She’ll remember and miss him every day. That very thought takes away any of his pain that remains, physical or mental. He feels wanted, and will do so till his last day and beyond. Feeling wanted is a tremendously satisfying state of mind.

He has always been aware that she is emotionally dependent on him, and has never abused this knowledge. Over the last four decades, he has made her aware of her emotional dependence, asking her to work on it.

Today, he feels she’s capable of handling his permanent physical absence. It’ll hurt her, but she’ll handle it. She’ll cry, but joyful memories will pull her through.

Don’t cry for Chris Atkinson.

When he goes, he’ll go on a happy and fulfilled note. He’s had a great life.

Many couples wish they would live their lives like Chris and Jane Atkinson have done.

Jesus and the Atkinsons

The Atkinsons were a nouveau riche upper middle-class couple. He was a finance geek. She liked to spend.

Wait, I think I’m forgetting something. At least twenty times a day, each of them would call out to Jesus. Not because of spiritual or religious reasons. Just as an exclamation. As in, “Jesus, what a beautiful dress!” Or, “Jesus, a 4% drop in the Dow!” At least they didn’t abuse.

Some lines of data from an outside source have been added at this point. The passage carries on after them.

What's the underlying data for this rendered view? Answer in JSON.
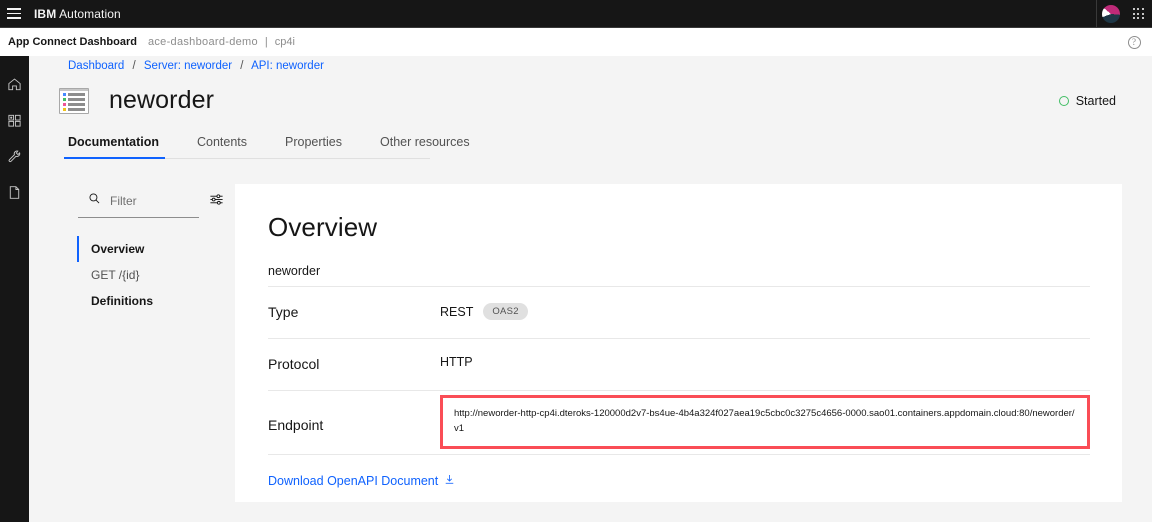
{
  "top_header": {
    "menu_icon": "hamburger-menu-icon",
    "brand_prefix": "IBM",
    "brand_name": "Automation",
    "avatar_icon": "user-avatar-icon",
    "app_switcher_icon": "app-grid-icon"
  },
  "sub_header": {
    "app_name": "App Connect Dashboard",
    "namespace": "ace-dashboard-demo",
    "separator": "|",
    "context": "cp4i",
    "help_icon": "help-circle-icon",
    "help_glyph": "?"
  },
  "rail": {
    "items": [
      {
        "icon": "home-icon",
        "name": "home"
      },
      {
        "icon": "dashboard-grid-icon",
        "name": "dashboard"
      },
      {
        "icon": "wrench-tools-icon",
        "name": "tools"
      },
      {
        "icon": "document-icon",
        "name": "documents"
      }
    ]
  },
  "breadcrumb": {
    "items": [
      {
        "label": "Dashboard"
      },
      {
        "label": "Server: neworder"
      },
      {
        "label": "API: neworder"
      }
    ],
    "separator": "/"
  },
  "page": {
    "title": "neworder",
    "icon": "api-list-window-icon",
    "status_label": "Started",
    "status_color": "#42be65"
  },
  "tabs": [
    {
      "label": "Documentation",
      "active": true
    },
    {
      "label": "Contents",
      "active": false
    },
    {
      "label": "Properties",
      "active": false
    },
    {
      "label": "Other resources",
      "active": false
    }
  ],
  "nav_panel": {
    "filter": {
      "value": "",
      "placeholder": "Filter",
      "search_icon": "search-icon",
      "settings_icon": "filter-settings-icon"
    },
    "items": [
      {
        "label": "Overview",
        "state": "active"
      },
      {
        "label": "GET /{id}",
        "state": "normal"
      },
      {
        "label": "Definitions",
        "state": "bold"
      }
    ]
  },
  "content": {
    "heading": "Overview",
    "api_name": "neworder",
    "rows": [
      {
        "label": "Type",
        "value": "REST",
        "tag": "OAS2"
      },
      {
        "label": "Protocol",
        "value": "HTTP",
        "tag": ""
      }
    ],
    "endpoint": {
      "label": "Endpoint",
      "url": "http://neworder-http-cp4i.dteroks-120000d2v7-bs4ue-4b4a324f027aea19c5cbc0c3275c4656-0000.sao01.containers.appdomain.cloud:80/neworder/v1",
      "highlight_color": "#fa4d56"
    },
    "download": {
      "label": "Download OpenAPI Document",
      "icon": "download-icon"
    }
  },
  "colors": {
    "accent_blue": "#0f62fe",
    "header_black": "#161616",
    "page_bg": "#f4f4f4",
    "status_green": "#42be65",
    "highlight_red": "#fa4d56"
  }
}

Neither wanted kids. He was happy putting in 14 – 16 hours a day, sometimes more, tapping world markets. Jesus would be called upon for a wide range of underlying entities ranging from Uranium to Gold to Soy Beans to Lean Hogs to Goldman Sachs. He was thorough, meticulous, systematic and successful.

She was a by-word in the local malls. Upon her foot-fall, shop-keepers would scurry to put their most expensive exhibits forward. He once sat her down and gave her a 20 minute lecture on saving. “Jesus, we need to save…” were his opening words. It had an effect, and she started to save 10% of his now 7-figure income. She would listen to her man.

As long as she adhered to the 10% savings cut-off, he would never deny her anything. The sheer words “Jesus, I love those shoes!” just needed to escape from her, and he would get her those shoes. No matter how ridiculous or how expensive her desires were, they would be fulfilled.

He would work from home. At times, when he was working on mergers and acquisitions, he would wake up with New Zealand, and shut shop with New York. That left just one and a half hours for sleep. At these times, she would serve the best coffee every few hours. “Jesus, what amazing coffee!”, he would exclaim now and again. She would bribe the pesky neighbour kid with a bar of chocolate to make as little noise as possible. This is when the Atkinson kitchen would go gourmet. She would sense his stress levels and would up the ante in hospitality notch by notch. Was it surprising when words like “Jesus, what mind-blowing food!” boomed through the Atkinson corridors at every meal?

Her worst of spending habits did not make her a bad human being. On the contrary, she was a faithful, doting wife and a very large-hearted donor. Most of last year’s purchases would be donated. She derived pleasure from making others happy.

The Atkinsons had an excellent balance going. They were careful with their words, and with the company they kept. Slowly, she learnt how to cut cheques and keep books. He would fool around in the kitchen now and then and dish up a pasta. He made it to Fortune 500. She became the head of one of the world’s largest charity organizations.

Of course they’re still together. I wish for every couple that they find the happiness and balance enjoyed by Chris and Jane Atkinson.